> **Work to complete**: Leaving the pictures aside, repeat every line below exactly.

> **Records for this exercise**:

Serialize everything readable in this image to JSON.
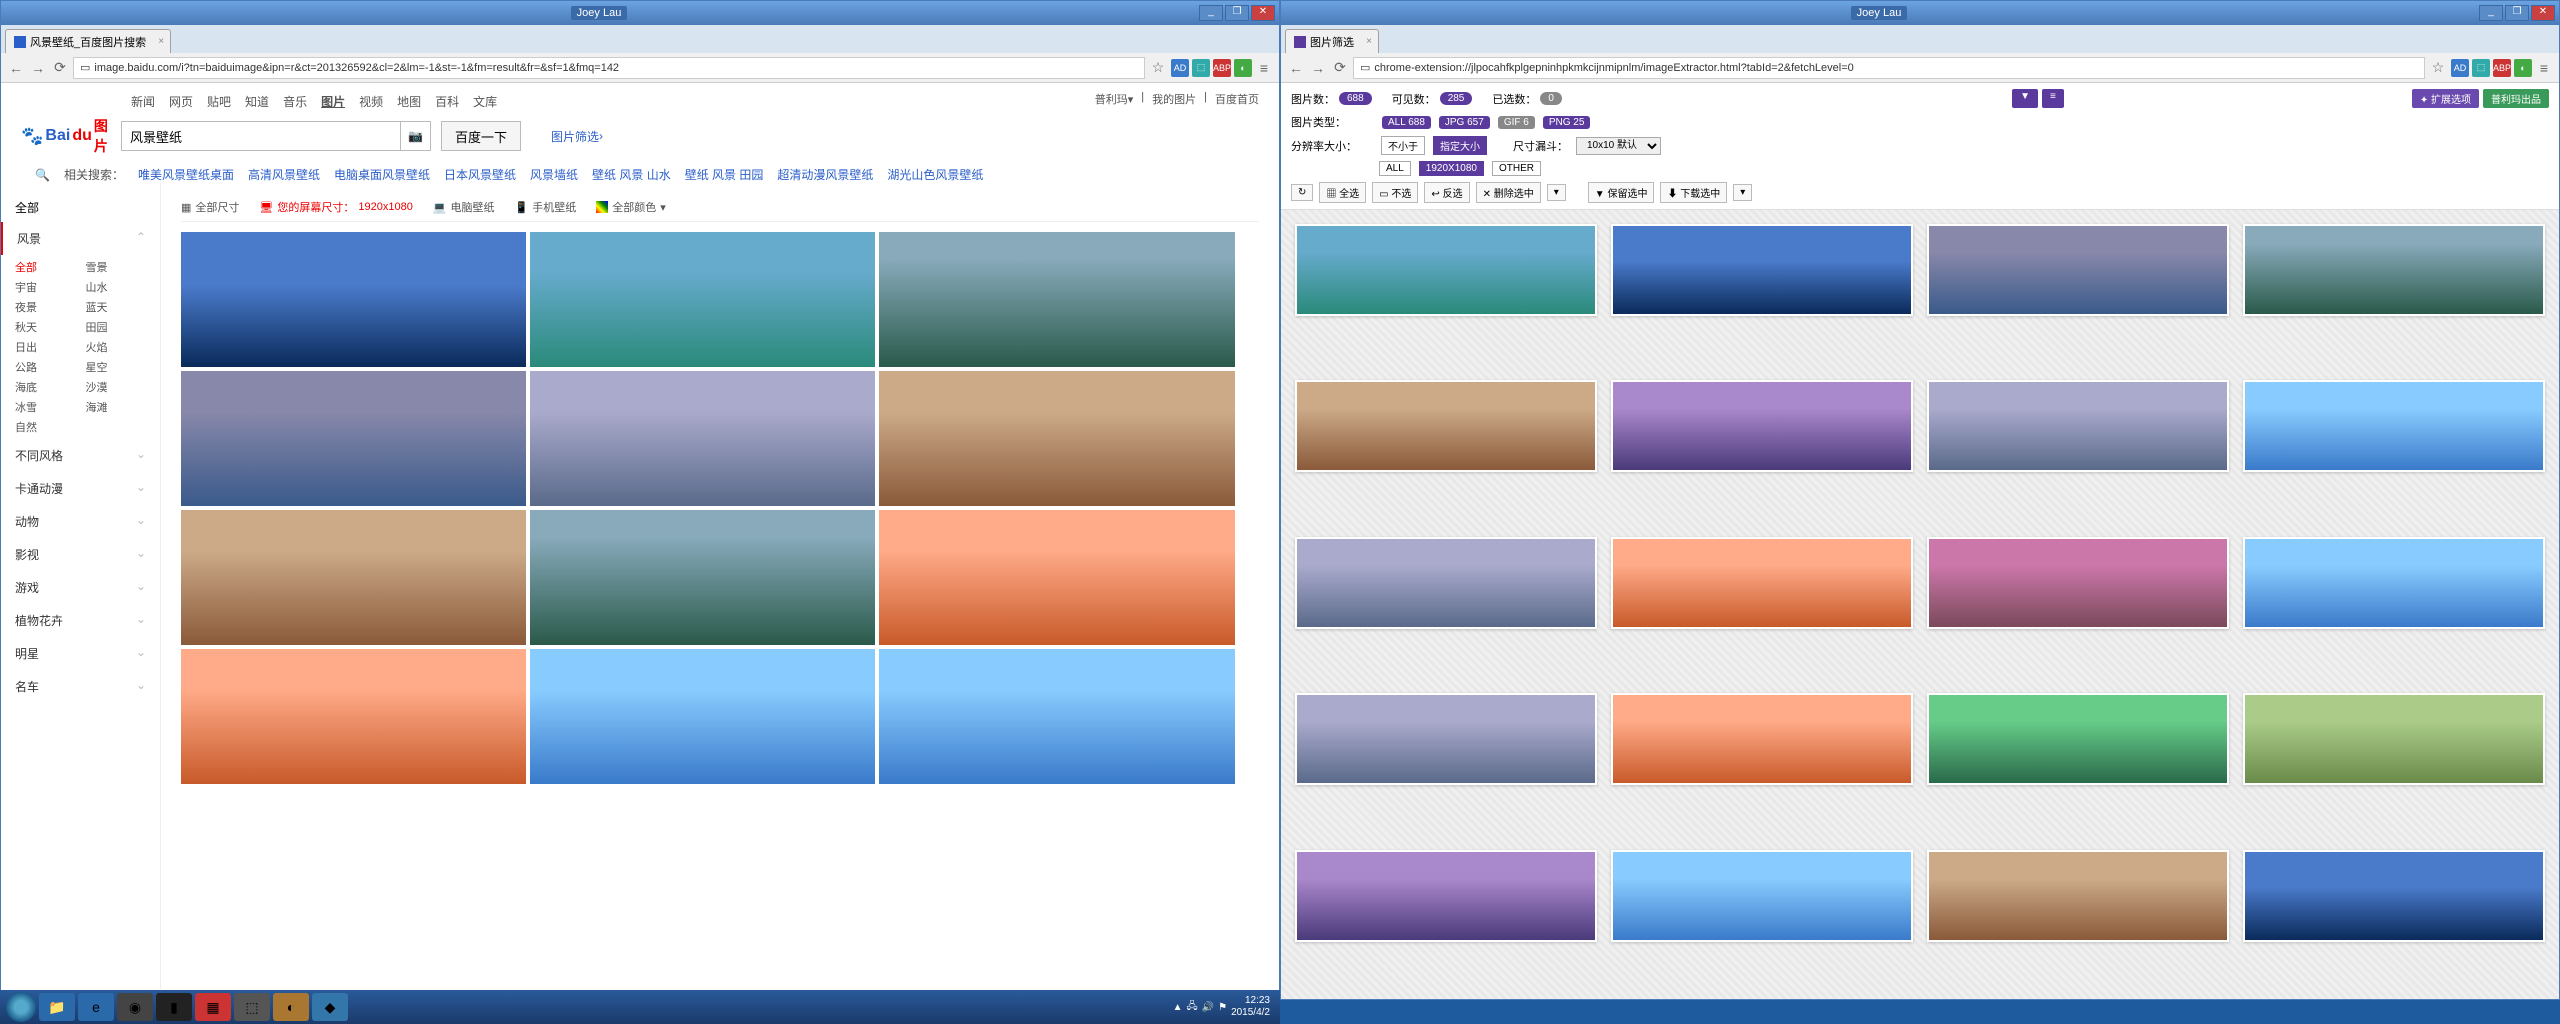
{
  "left": {
    "titlebar_user": "Joey Lau",
    "tab_title": "风景壁纸_百度图片搜索",
    "url": "image.baidu.com/i?tn=baiduimage&ipn=r&ct=201326592&cl=2&lm=-1&st=-1&fm=result&fr=&sf=1&fmq=142",
    "topnav": [
      "新闻",
      "网页",
      "贴吧",
      "知道",
      "音乐",
      "图片",
      "视频",
      "地图",
      "百科",
      "文库"
    ],
    "topnav_active": "图片",
    "toplinks": [
      "普利玛▾",
      "我的图片",
      "百度首页"
    ],
    "logo_a": "Bai",
    "logo_b": "du",
    "logo_c": "图片",
    "search_value": "风景壁纸",
    "search_btn": "百度一下",
    "adv": "图片筛选",
    "related_label": "相关搜索：",
    "related": [
      "唯美风景壁纸桌面",
      "高清风景壁纸",
      "电脑桌面风景壁纸",
      "日本风景壁纸",
      "风景墙纸",
      "壁纸 风景 山水",
      "壁纸 风景 田园",
      "超清动漫风景壁纸",
      "湖光山色风景壁纸"
    ],
    "sidebar_top": "全部",
    "sidebar_exp": "风景",
    "categories": [
      "全部",
      "雪景",
      "宇宙",
      "山水",
      "夜景",
      "蓝天",
      "秋天",
      "田园",
      "日出",
      "火焰",
      "公路",
      "星空",
      "海底",
      "沙漠",
      "冰雪",
      "海滩",
      "自然",
      ""
    ],
    "cat_selected": "全部",
    "sidebar_rest": [
      "不同风格",
      "卡通动漫",
      "动物",
      "影视",
      "游戏",
      "植物花卉",
      "明星",
      "名车"
    ],
    "toolbar": {
      "all_size": "全部尺寸",
      "your_screen": "您的屏幕尺寸：",
      "screen_res": "1920x1080",
      "pc_wall": "电脑壁纸",
      "mobile_wall": "手机壁纸",
      "all_color": "全部颜色"
    }
  },
  "right": {
    "titlebar_user": "Joey Lau",
    "tab_title": "图片筛选",
    "url": "chrome-extension://jlpocahfkplgepninhpkmkcijnmipnlm/imageExtractor.html?tabId=2&fetchLevel=0",
    "stats": {
      "total_label": "图片数：",
      "total": "688",
      "visible_label": "可见数：",
      "visible": "285",
      "selected_label": "已选数：",
      "selected": "0"
    },
    "topbtn1": "✦ 扩展选项",
    "topbtn2": "普利玛出品",
    "type_label": "图片类型：",
    "types": [
      {
        "name": "ALL",
        "count": "688"
      },
      {
        "name": "JPG",
        "count": "657"
      },
      {
        "name": "GIF",
        "count": "6"
      },
      {
        "name": "PNG",
        "count": "25"
      }
    ],
    "res_label": "分辨率大小：",
    "res_opts": [
      "不小于",
      "指定大小"
    ],
    "funnel_label": "尺寸漏斗：",
    "funnel_sel": "10x10 默认",
    "res2": [
      "ALL",
      "1920X1080",
      "OTHER"
    ],
    "actions": [
      "↻",
      "▦ 全选",
      "▭ 不选",
      "↩ 反选",
      "✕ 删除选中",
      "",
      "▼ 保留选中",
      "⬇ 下载选中"
    ]
  },
  "taskbar": {
    "time": "12:23",
    "date": "2015/4/2"
  }
}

> **Written answer**:
Serialize everything readable in this image to JSON.
{
  "left": {
    "titlebar_user": "Joey Lau",
    "tab_title": "风景壁纸_百度图片搜索",
    "url": "image.baidu.com/i?tn=baiduimage&ipn=r&ct=201326592&cl=2&lm=-1&st=-1&fm=result&fr=&sf=1&fmq=142",
    "topnav": [
      "新闻",
      "网页",
      "贴吧",
      "知道",
      "音乐",
      "图片",
      "视频",
      "地图",
      "百科",
      "文库"
    ],
    "topnav_active": "图片",
    "toplinks": [
      "普利玛▾",
      "我的图片",
      "百度首页"
    ],
    "logo_a": "Bai",
    "logo_b": "du",
    "logo_c": "图片",
    "search_value": "风景壁纸",
    "search_btn": "百度一下",
    "adv": "图片筛选",
    "related_label": "相关搜索：",
    "related": [
      "唯美风景壁纸桌面",
      "高清风景壁纸",
      "电脑桌面风景壁纸",
      "日本风景壁纸",
      "风景墙纸",
      "壁纸 风景 山水",
      "壁纸 风景 田园",
      "超清动漫风景壁纸",
      "湖光山色风景壁纸"
    ],
    "sidebar_top": "全部",
    "sidebar_exp": "风景",
    "categories": [
      "全部",
      "雪景",
      "宇宙",
      "山水",
      "夜景",
      "蓝天",
      "秋天",
      "田园",
      "日出",
      "火焰",
      "公路",
      "星空",
      "海底",
      "沙漠",
      "冰雪",
      "海滩",
      "自然",
      ""
    ],
    "cat_selected": "全部",
    "sidebar_rest": [
      "不同风格",
      "卡通动漫",
      "动物",
      "影视",
      "游戏",
      "植物花卉",
      "明星",
      "名车"
    ],
    "toolbar": {
      "all_size": "全部尺寸",
      "your_screen": "您的屏幕尺寸：",
      "screen_res": "1920x1080",
      "pc_wall": "电脑壁纸",
      "mobile_wall": "手机壁纸",
      "all_color": "全部颜色"
    }
  },
  "right": {
    "titlebar_user": "Joey Lau",
    "tab_title": "图片筛选",
    "url": "chrome-extension://jlpocahfkplgepninhpkmkcijnmipnlm/imageExtractor.html?tabId=2&fetchLevel=0",
    "stats": {
      "total_label": "图片数：",
      "total": "688",
      "visible_label": "可见数：",
      "visible": "285",
      "selected_label": "已选数：",
      "selected": "0"
    },
    "topbtn1": "✦ 扩展选项",
    "topbtn2": "普利玛出品",
    "type_label": "图片类型：",
    "types": [
      {
        "name": "ALL",
        "count": "688"
      },
      {
        "name": "JPG",
        "count": "657"
      },
      {
        "name": "GIF",
        "count": "6"
      },
      {
        "name": "PNG",
        "count": "25"
      }
    ],
    "res_label": "分辨率大小：",
    "res_opts": [
      "不小于",
      "指定大小"
    ],
    "funnel_label": "尺寸漏斗：",
    "funnel_sel": "10x10 默认",
    "res2": [
      "ALL",
      "1920X1080",
      "OTHER"
    ],
    "actions": [
      "↻",
      "▦ 全选",
      "▭ 不选",
      "↩ 反选",
      "✕ 删除选中",
      "",
      "▼ 保留选中",
      "⬇ 下载选中"
    ]
  },
  "taskbar": {
    "time": "12:23",
    "date": "2015/4/2"
  }
}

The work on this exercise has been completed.